* _SUPPLIED ENTRIES_:
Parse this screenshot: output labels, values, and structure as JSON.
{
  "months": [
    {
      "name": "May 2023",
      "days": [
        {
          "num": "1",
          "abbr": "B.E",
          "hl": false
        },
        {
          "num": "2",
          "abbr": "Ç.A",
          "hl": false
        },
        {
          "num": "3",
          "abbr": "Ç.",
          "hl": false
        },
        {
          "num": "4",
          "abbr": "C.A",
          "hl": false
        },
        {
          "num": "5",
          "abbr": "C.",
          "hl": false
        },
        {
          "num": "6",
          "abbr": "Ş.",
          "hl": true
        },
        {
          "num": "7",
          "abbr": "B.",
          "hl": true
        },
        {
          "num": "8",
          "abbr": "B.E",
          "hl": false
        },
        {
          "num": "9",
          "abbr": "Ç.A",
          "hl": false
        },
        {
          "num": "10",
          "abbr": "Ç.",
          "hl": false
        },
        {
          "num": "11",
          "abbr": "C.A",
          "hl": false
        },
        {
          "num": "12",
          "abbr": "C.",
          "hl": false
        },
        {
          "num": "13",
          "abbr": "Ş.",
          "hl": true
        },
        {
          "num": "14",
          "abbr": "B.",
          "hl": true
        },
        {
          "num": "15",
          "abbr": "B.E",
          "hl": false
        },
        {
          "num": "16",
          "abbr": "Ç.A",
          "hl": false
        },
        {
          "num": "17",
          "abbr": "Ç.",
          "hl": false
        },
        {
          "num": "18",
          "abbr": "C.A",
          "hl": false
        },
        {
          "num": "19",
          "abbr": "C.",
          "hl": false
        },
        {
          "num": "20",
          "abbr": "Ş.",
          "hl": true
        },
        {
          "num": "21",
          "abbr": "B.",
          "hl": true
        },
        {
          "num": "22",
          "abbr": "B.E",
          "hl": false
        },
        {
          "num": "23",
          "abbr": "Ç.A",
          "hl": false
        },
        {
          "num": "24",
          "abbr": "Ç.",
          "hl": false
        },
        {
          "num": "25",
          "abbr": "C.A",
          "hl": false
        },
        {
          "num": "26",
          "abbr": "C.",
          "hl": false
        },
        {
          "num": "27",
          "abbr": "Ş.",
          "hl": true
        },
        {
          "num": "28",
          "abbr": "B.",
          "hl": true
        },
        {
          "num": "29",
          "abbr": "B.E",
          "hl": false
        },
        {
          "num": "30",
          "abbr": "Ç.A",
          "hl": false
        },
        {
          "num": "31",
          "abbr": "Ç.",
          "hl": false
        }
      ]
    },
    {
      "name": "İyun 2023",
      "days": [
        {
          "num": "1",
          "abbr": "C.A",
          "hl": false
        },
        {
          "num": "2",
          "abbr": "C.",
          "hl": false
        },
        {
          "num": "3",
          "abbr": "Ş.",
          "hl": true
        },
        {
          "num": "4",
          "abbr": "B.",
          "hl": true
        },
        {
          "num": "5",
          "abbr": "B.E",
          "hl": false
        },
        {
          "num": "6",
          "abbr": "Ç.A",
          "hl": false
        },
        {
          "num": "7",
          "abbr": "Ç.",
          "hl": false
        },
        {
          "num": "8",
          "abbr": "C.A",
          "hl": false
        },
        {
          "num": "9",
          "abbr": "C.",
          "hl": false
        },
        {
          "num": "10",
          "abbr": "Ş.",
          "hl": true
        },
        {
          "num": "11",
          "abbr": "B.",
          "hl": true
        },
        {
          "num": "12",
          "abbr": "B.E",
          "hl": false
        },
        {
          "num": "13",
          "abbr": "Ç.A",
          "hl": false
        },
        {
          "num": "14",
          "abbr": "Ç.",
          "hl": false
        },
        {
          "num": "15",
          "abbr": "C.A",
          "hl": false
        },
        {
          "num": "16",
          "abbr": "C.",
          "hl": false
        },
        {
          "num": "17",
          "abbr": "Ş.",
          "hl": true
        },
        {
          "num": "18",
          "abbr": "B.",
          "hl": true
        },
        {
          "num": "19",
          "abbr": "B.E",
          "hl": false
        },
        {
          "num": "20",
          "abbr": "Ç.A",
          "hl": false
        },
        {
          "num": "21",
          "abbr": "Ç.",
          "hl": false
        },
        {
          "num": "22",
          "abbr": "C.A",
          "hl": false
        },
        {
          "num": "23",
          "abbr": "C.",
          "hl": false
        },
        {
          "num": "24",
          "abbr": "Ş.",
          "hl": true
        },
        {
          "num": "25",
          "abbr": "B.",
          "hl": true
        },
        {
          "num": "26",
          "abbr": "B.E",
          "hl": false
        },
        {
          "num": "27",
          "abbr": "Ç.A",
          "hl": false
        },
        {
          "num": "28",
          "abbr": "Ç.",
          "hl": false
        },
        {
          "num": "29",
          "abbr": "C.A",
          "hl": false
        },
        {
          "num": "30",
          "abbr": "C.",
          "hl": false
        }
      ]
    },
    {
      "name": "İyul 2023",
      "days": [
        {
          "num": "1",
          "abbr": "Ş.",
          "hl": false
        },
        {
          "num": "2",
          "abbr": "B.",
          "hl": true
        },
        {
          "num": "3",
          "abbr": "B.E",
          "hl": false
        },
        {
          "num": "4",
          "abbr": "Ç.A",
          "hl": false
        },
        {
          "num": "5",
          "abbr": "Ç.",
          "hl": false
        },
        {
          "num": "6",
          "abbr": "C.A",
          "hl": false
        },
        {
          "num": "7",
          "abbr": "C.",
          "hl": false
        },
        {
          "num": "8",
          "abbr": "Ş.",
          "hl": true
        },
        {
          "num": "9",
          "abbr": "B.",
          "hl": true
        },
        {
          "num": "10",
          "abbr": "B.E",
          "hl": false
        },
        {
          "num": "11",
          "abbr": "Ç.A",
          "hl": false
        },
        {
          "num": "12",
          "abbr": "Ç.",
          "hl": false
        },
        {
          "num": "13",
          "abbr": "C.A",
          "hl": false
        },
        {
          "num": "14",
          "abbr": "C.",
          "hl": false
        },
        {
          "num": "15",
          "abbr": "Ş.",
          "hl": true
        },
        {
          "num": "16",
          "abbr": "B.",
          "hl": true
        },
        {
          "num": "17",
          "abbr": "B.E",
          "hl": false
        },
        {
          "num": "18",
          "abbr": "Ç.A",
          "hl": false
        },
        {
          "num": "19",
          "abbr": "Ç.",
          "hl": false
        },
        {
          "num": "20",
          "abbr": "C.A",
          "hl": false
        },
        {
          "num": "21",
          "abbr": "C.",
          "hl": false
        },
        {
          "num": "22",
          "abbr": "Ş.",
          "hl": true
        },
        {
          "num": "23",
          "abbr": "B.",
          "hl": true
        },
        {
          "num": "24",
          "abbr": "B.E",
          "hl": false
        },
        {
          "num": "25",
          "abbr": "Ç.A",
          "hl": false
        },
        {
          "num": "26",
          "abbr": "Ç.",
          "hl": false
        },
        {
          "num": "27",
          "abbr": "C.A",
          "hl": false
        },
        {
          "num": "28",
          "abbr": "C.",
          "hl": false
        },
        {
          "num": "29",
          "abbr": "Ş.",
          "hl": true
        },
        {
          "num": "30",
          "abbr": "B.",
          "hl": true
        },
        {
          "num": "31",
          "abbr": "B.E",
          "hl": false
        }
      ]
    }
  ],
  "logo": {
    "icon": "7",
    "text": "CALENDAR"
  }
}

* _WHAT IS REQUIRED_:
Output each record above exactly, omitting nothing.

* _WRITTEN ANSWER_:
Parse this screenshot: output labels, values, and structure as JSON.
{
  "months": [
    {
      "name": "May 2023",
      "days": [
        {
          "num": "1",
          "abbr": "B.E",
          "hl": false
        },
        {
          "num": "2",
          "abbr": "Ç.A",
          "hl": false
        },
        {
          "num": "3",
          "abbr": "Ç.",
          "hl": false
        },
        {
          "num": "4",
          "abbr": "C.A",
          "hl": false
        },
        {
          "num": "5",
          "abbr": "C.",
          "hl": false
        },
        {
          "num": "6",
          "abbr": "Ş.",
          "hl": true
        },
        {
          "num": "7",
          "abbr": "B.",
          "hl": true
        },
        {
          "num": "8",
          "abbr": "B.E",
          "hl": false
        },
        {
          "num": "9",
          "abbr": "Ç.A",
          "hl": false
        },
        {
          "num": "10",
          "abbr": "Ç.",
          "hl": false
        },
        {
          "num": "11",
          "abbr": "C.A",
          "hl": false
        },
        {
          "num": "12",
          "abbr": "C.",
          "hl": false
        },
        {
          "num": "13",
          "abbr": "Ş.",
          "hl": true
        },
        {
          "num": "14",
          "abbr": "B.",
          "hl": true
        },
        {
          "num": "15",
          "abbr": "B.E",
          "hl": false
        },
        {
          "num": "16",
          "abbr": "Ç.A",
          "hl": false
        },
        {
          "num": "17",
          "abbr": "Ç.",
          "hl": false
        },
        {
          "num": "18",
          "abbr": "C.A",
          "hl": false
        },
        {
          "num": "19",
          "abbr": "C.",
          "hl": false
        },
        {
          "num": "20",
          "abbr": "Ş.",
          "hl": true
        },
        {
          "num": "21",
          "abbr": "B.",
          "hl": true
        },
        {
          "num": "22",
          "abbr": "B.E",
          "hl": false
        },
        {
          "num": "23",
          "abbr": "Ç.A",
          "hl": false
        },
        {
          "num": "24",
          "abbr": "Ç.",
          "hl": false
        },
        {
          "num": "25",
          "abbr": "C.A",
          "hl": false
        },
        {
          "num": "26",
          "abbr": "C.",
          "hl": false
        },
        {
          "num": "27",
          "abbr": "Ş.",
          "hl": true
        },
        {
          "num": "28",
          "abbr": "B.",
          "hl": true
        },
        {
          "num": "29",
          "abbr": "B.E",
          "hl": false
        },
        {
          "num": "30",
          "abbr": "Ç.A",
          "hl": false
        },
        {
          "num": "31",
          "abbr": "Ç.",
          "hl": false
        }
      ]
    },
    {
      "name": "İyun 2023",
      "days": [
        {
          "num": "1",
          "abbr": "C.A",
          "hl": false
        },
        {
          "num": "2",
          "abbr": "C.",
          "hl": false
        },
        {
          "num": "3",
          "abbr": "Ş.",
          "hl": true
        },
        {
          "num": "4",
          "abbr": "B.",
          "hl": true
        },
        {
          "num": "5",
          "abbr": "B.E",
          "hl": false
        },
        {
          "num": "6",
          "abbr": "Ç.A",
          "hl": false
        },
        {
          "num": "7",
          "abbr": "Ç.",
          "hl": false
        },
        {
          "num": "8",
          "abbr": "C.A",
          "hl": false
        },
        {
          "num": "9",
          "abbr": "C.",
          "hl": false
        },
        {
          "num": "10",
          "abbr": "Ş.",
          "hl": true
        },
        {
          "num": "11",
          "abbr": "B.",
          "hl": true
        },
        {
          "num": "12",
          "abbr": "B.E",
          "hl": false
        },
        {
          "num": "13",
          "abbr": "Ç.A",
          "hl": false
        },
        {
          "num": "14",
          "abbr": "Ç.",
          "hl": false
        },
        {
          "num": "15",
          "abbr": "C.A",
          "hl": false
        },
        {
          "num": "16",
          "abbr": "C.",
          "hl": false
        },
        {
          "num": "17",
          "abbr": "Ş.",
          "hl": true
        },
        {
          "num": "18",
          "abbr": "B.",
          "hl": true
        },
        {
          "num": "19",
          "abbr": "B.E",
          "hl": false
        },
        {
          "num": "20",
          "abbr": "Ç.A",
          "hl": false
        },
        {
          "num": "21",
          "abbr": "Ç.",
          "hl": false
        },
        {
          "num": "22",
          "abbr": "C.A",
          "hl": false
        },
        {
          "num": "23",
          "abbr": "C.",
          "hl": false
        },
        {
          "num": "24",
          "abbr": "Ş.",
          "hl": true
        },
        {
          "num": "25",
          "abbr": "B.",
          "hl": true
        },
        {
          "num": "26",
          "abbr": "B.E",
          "hl": false
        },
        {
          "num": "27",
          "abbr": "Ç.A",
          "hl": false
        },
        {
          "num": "28",
          "abbr": "Ç.",
          "hl": false
        },
        {
          "num": "29",
          "abbr": "C.A",
          "hl": false
        },
        {
          "num": "30",
          "abbr": "C.",
          "hl": false
        }
      ]
    },
    {
      "name": "İyul 2023",
      "days": [
        {
          "num": "1",
          "abbr": "Ş.",
          "hl": false
        },
        {
          "num": "2",
          "abbr": "B.",
          "hl": true
        },
        {
          "num": "3",
          "abbr": "B.E",
          "hl": false
        },
        {
          "num": "4",
          "abbr": "Ç.A",
          "hl": false
        },
        {
          "num": "5",
          "abbr": "Ç.",
          "hl": false
        },
        {
          "num": "6",
          "abbr": "C.A",
          "hl": false
        },
        {
          "num": "7",
          "abbr": "C.",
          "hl": false
        },
        {
          "num": "8",
          "abbr": "Ş.",
          "hl": true
        },
        {
          "num": "9",
          "abbr": "B.",
          "hl": true
        },
        {
          "num": "10",
          "abbr": "B.E",
          "hl": false
        },
        {
          "num": "11",
          "abbr": "Ç.A",
          "hl": false
        },
        {
          "num": "12",
          "abbr": "Ç.",
          "hl": false
        },
        {
          "num": "13",
          "abbr": "C.A",
          "hl": false
        },
        {
          "num": "14",
          "abbr": "C.",
          "hl": false
        },
        {
          "num": "15",
          "abbr": "Ş.",
          "hl": true
        },
        {
          "num": "16",
          "abbr": "B.",
          "hl": true
        },
        {
          "num": "17",
          "abbr": "B.E",
          "hl": false
        },
        {
          "num": "18",
          "abbr": "Ç.A",
          "hl": false
        },
        {
          "num": "19",
          "abbr": "Ç.",
          "hl": false
        },
        {
          "num": "20",
          "abbr": "C.A",
          "hl": false
        },
        {
          "num": "21",
          "abbr": "C.",
          "hl": false
        },
        {
          "num": "22",
          "abbr": "Ş.",
          "hl": true
        },
        {
          "num": "23",
          "abbr": "B.",
          "hl": true
        },
        {
          "num": "24",
          "abbr": "B.E",
          "hl": false
        },
        {
          "num": "25",
          "abbr": "Ç.A",
          "hl": false
        },
        {
          "num": "26",
          "abbr": "Ç.",
          "hl": false
        },
        {
          "num": "27",
          "abbr": "C.A",
          "hl": false
        },
        {
          "num": "28",
          "abbr": "C.",
          "hl": false
        },
        {
          "num": "29",
          "abbr": "Ş.",
          "hl": true
        },
        {
          "num": "30",
          "abbr": "B.",
          "hl": true
        },
        {
          "num": "31",
          "abbr": "B.E",
          "hl": false
        }
      ]
    }
  ],
  "logo": {
    "icon": "7",
    "text": "CALENDAR"
  }
}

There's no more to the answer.